WASHINGTON — The Office of the Comptroller of the Currency has filed a motion to dismiss a lawsuit by state regulators challenging the agency's fintech charter.
In April, the Conference of State Bank Supervisors sued the OCC, arguing that it did not have statutory authority to grant national bank charters to fintech companies that do not take deposits.
The OCC shot back on Friday, saying that the bank supervisor group had no standing to challenge the fintech charter while presenting a detailed legal defense of the charter in a 52-page motion to dismiss. In part, the OCC said the issue wasn't ripe for a lawsuit since it hasn't yet granted a charter.
“The OCC has not yet reached any decision with respect to whether it will offer the type of national bank charter,” the agency said. "At this stage, attempting to draw legal conclusions regarding any potential for harm" in granting the fintech charter "is an exercise in speculation.”
The motion comes a week after acting Comptroller of the Currency Keith Noreika publicly supported the agency's fintech charter initiative, but emphasized that it had not begun accepting applications.
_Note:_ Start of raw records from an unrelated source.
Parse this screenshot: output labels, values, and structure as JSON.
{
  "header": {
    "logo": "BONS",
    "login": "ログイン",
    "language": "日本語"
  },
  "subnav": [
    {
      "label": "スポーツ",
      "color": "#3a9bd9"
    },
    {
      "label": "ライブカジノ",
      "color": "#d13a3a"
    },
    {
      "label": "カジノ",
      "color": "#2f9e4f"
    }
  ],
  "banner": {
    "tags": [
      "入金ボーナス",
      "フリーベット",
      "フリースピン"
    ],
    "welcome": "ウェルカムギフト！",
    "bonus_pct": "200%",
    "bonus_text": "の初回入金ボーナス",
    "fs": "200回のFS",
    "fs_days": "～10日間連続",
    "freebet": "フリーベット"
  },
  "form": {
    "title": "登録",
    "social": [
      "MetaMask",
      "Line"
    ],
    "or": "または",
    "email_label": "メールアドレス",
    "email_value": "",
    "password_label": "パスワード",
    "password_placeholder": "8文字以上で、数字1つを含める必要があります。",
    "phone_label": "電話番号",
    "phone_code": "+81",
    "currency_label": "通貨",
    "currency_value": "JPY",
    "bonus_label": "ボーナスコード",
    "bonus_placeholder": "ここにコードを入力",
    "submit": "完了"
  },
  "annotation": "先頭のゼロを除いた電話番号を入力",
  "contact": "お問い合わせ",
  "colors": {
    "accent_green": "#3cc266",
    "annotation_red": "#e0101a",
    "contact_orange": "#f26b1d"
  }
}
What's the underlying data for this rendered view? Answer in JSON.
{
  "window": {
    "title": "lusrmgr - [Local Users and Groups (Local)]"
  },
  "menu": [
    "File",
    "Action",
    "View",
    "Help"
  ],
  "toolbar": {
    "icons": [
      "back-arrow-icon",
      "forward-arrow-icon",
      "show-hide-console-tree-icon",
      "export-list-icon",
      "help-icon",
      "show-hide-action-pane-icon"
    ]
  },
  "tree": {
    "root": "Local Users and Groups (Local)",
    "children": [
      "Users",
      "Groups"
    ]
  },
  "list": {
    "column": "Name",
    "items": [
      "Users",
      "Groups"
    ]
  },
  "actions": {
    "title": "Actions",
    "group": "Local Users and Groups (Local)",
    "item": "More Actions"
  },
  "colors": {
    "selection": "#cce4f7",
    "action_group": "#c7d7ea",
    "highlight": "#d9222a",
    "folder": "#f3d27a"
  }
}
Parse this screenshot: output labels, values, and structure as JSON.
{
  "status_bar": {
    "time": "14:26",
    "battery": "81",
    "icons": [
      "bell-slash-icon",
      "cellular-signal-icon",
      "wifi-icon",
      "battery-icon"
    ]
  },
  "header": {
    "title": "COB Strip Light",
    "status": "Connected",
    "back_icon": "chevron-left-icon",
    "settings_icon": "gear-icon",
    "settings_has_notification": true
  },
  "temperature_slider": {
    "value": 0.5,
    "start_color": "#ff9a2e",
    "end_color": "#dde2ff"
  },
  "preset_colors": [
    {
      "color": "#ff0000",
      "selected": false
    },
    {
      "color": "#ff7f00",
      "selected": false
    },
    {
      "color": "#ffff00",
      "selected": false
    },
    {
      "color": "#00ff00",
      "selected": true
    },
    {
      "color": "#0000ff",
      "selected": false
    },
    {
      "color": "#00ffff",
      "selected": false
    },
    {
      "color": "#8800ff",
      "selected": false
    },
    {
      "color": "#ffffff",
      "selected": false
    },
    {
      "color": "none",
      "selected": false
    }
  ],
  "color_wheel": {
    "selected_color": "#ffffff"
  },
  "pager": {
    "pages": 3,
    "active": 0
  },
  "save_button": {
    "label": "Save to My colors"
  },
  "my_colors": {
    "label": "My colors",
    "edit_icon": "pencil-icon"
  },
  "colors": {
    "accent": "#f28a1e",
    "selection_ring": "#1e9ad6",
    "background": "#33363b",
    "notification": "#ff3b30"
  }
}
"Noreika has clarified for the public record that the OCC is not accepting applications for this type of fintech charter at this time,” the motion said. “The complaint by" the CSBS "represents a fatally premature attempt to invoke the jurisdiction of this court to remedy a speculative harm that CSBS alleges may arise from future action by the [OCC] — action that the OCC may never take.”
In a speech on July 19 at the Exchequer Club, Noreika suggested that the agency might offer other types of charters to fintech firms to “support responsible innovation” in the industry.
“While the OCC has no imminent or concrete plans … to charter an uninsured special purpose fintech national bank, clearly other, statutory chartering options exist for the OCC,” he said, citing chartering authority to create trust banks, credit card banks and even traditional banks.